A car drives past rows of trees on a quiet road until it finally sees a town with long-abandoned factories stretching to the horizon. The images are accompanied by a gloomy song by folk artist Sean Rowe. Welcome to Basswood, West Virginia.
Twin Mirror does not have new generation graphics. However, the entrance scene really impressed me. Just minutes before reaching his destination, hero Sam Higgs gets out of his car. He glances at Basswood. The rays of the setting sun look beautiful to the eye. But then Sam opens his mouth and all that beauty disappears.
The grizzly journalist who returns to their country house and falls into a dark mystery is a familiar theme in thrillers and novels. Twin Mirror: The psychological mystery is divided into equal parts as a thriller and a narrative adventure.
An engaging interactive commentary on the genre. Playing as investigative reporter Sam Higgs, you return to Basswood, West Virginia, where you might not be very popular with the locals. In the end, you have to solve the secrets of the town. In addition to finding and analyzing clues, you also control how Sam interacts with other people through a range of dialogue options.

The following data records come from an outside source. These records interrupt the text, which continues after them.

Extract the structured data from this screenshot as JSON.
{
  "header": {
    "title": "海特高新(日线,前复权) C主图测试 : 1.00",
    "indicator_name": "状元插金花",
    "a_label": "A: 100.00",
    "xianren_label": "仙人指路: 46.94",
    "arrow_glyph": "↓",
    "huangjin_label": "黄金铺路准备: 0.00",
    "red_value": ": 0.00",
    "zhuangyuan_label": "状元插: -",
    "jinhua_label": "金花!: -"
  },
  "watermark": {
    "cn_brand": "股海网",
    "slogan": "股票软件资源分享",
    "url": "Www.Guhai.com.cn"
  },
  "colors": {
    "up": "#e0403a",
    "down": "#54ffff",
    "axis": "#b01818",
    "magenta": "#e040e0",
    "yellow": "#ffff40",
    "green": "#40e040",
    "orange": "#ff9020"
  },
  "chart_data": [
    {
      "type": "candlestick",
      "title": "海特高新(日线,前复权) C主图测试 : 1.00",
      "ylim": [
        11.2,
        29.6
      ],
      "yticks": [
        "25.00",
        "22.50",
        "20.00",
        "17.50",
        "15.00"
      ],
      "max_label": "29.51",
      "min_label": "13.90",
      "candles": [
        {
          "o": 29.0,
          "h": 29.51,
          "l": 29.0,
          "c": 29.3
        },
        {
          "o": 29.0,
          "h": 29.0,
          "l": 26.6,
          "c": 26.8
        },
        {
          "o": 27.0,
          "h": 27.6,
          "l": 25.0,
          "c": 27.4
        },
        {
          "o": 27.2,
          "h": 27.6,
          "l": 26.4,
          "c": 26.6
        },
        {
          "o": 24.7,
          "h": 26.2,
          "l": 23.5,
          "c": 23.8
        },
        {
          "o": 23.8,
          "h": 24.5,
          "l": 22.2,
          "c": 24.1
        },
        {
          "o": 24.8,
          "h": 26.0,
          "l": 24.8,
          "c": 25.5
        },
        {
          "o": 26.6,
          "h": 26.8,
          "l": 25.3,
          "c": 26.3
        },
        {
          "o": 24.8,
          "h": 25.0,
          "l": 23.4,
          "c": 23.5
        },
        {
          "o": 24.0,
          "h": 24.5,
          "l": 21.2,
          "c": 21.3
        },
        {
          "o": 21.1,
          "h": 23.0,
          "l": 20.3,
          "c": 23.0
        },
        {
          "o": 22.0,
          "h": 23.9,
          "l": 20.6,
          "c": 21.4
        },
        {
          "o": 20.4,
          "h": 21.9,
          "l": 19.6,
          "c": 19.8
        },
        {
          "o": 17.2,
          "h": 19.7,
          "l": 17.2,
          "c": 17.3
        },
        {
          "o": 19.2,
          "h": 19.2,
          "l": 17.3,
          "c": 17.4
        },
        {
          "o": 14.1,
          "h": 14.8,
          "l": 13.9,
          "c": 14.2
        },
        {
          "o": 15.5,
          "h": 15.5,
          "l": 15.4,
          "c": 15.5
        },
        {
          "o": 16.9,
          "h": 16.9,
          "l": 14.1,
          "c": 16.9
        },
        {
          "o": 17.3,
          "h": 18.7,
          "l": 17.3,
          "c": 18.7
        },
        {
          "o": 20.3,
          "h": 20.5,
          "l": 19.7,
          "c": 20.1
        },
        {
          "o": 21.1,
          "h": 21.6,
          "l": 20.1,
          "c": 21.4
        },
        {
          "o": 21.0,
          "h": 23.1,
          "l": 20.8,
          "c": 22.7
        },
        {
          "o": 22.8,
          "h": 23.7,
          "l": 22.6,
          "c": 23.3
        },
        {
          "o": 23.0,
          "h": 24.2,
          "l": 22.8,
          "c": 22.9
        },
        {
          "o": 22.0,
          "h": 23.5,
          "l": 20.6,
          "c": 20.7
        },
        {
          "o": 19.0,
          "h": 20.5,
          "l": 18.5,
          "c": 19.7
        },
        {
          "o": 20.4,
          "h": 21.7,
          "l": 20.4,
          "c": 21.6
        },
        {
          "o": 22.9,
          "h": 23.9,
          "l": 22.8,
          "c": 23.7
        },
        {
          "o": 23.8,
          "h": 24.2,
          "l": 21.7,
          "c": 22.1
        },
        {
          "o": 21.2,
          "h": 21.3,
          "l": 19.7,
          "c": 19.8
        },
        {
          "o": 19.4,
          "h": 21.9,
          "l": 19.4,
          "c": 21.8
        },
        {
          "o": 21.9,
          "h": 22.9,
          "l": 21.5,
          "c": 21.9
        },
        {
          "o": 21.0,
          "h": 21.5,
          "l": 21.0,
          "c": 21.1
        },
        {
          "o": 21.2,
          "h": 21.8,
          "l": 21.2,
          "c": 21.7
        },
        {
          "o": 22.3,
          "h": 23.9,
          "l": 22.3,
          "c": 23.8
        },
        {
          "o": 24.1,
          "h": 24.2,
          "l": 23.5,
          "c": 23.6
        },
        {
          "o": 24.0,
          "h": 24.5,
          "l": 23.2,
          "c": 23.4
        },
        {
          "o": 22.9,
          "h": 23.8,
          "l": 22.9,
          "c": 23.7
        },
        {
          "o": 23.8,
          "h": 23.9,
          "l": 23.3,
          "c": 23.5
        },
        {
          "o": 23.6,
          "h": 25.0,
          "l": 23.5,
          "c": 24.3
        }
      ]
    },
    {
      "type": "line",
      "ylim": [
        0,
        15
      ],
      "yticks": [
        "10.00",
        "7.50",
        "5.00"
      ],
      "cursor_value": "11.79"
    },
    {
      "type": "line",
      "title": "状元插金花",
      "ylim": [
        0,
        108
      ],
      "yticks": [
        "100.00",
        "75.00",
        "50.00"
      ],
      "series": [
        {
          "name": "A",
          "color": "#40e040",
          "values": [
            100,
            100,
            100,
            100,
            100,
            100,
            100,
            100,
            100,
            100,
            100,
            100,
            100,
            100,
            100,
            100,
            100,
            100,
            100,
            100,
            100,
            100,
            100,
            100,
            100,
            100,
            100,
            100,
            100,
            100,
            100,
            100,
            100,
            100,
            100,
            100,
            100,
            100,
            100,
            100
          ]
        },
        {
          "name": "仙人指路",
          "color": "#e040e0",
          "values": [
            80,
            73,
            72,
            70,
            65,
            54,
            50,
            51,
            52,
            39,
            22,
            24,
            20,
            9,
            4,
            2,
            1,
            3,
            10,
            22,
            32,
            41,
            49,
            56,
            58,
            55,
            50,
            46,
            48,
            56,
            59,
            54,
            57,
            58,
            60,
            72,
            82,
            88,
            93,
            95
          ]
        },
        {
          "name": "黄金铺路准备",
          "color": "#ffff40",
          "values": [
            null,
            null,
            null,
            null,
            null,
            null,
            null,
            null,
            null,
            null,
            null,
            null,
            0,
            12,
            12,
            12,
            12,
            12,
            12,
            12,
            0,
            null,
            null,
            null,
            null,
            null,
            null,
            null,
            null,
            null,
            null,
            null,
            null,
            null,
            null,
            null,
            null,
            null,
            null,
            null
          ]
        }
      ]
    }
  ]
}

A Psychological Thriller Narrative from the Producers of Life Is Strange and Tell Me Why
These narrative sequences were the prominent parts of the game. It is not surprising that Twin Mirror comes from French studio Dontnod Entertainment, which brought us adventures called Life Is Strange and Tell Me Why. During the game’s tight eight-hour gameplay, some of these options really make you nervous. But the relentless pace is linked to the dark psychological tone it aims for, and while it loses some of the haste, the story in general manages to tie together well.
The detective element of the game can significantly slow the pace of the game, especially if you are not that good. When searching for clues, you need to be extremely precise. Usually hovering over an item does not allow you to select it. You have to go back and try again, this time you can interact. Before starting to come up with a theory, Sam needs all the information he has.
Early in the game, you should envision the event in your mind by examining the various clues. Blood spatter, broken glass, etc. You should evaluate the elements such as. Somewhere in the game I got stuck. It didn’t take me long to figure it out, but I couldn’t move forward and the game lost its immersion. Eventually, I discovered I had to interact with a hat on the other side of the room, just for Sam to examine it and say, “This is probably not related to the fight,” and then I immediately started recreating the scene using clues. The game has absolutely no tutorial or mercy. Sam talks to himself and won’t give you a clue.
The Game Is Not A Detective Simulation
It is worth remembering that the Twin Mirror is not a detective simulation. A narrative game with some determinations. While the detective mechanics are frustrating, the narrative itself suppresses it and you endure the little nervous breakdowns that come with clue detection.
While nothing is as bold as Life Is Strange 2’s saddest depictions of racism, it is bolder in the Twin Mirror themes than many other games were prepared. Presents a story with many bad guys. However, there are no real heroes in the game. If you are familiar with Dontnod’s work, you will find a lot of consistency in their approach and a few departures. Some work, some do not. The use of a mature hero has been the most obvious move away from Dontnod’s typical troubled teens.
Sam’s world fatigue has become crucial to the story. He is not well liked and you are often asked to take upsetting deeds. However, it fits well with the moral universe of the game. Meanwhile, Joan, the youngest character in the game, is the most charming, but is often outcast.
Entering Sam’s Mind Palace, where time freezes and can gather clues that are hard to find, is the most interesting mechanic of the game. It adds a distinct Sherlock Holmes feel to this feature, with both crazy and sharp solutions. It would be much more interesting and perhaps more front-seat than scanning fields for little evidence.
Imaginary Friends Named Her or The Double
Sam also has an imaginary friend who is similar to him, referred to simply as Him or The Double. This Tyler Durden style creation was originally pictured as a harmless narrative medium rather than any mental illness. It served as a way for Sam to express his thoughts. Most of the time, Sam doesn’t really talk when talking to The Double. But sometimes it looks like that and other characters react to Sam’s erratic behavior. This was never revealed in the game, it’s not as effective in showing Sam’s inner workings as well as the Mind Palace, and it doesn’t add much to the story.
The game becomes risky from time to time. Some stories are not detailed and stay in the air. Also, Sam is (on purpose) very cheesy. However, Twin Mirror has a strong story and puts you in direct control of where it takes you. Twin Mirror has a nice plot for you if you play games of this genre for its solid storyline. But as I mentioned above, some mechanics can tire you very much. It can take quite a break from the game.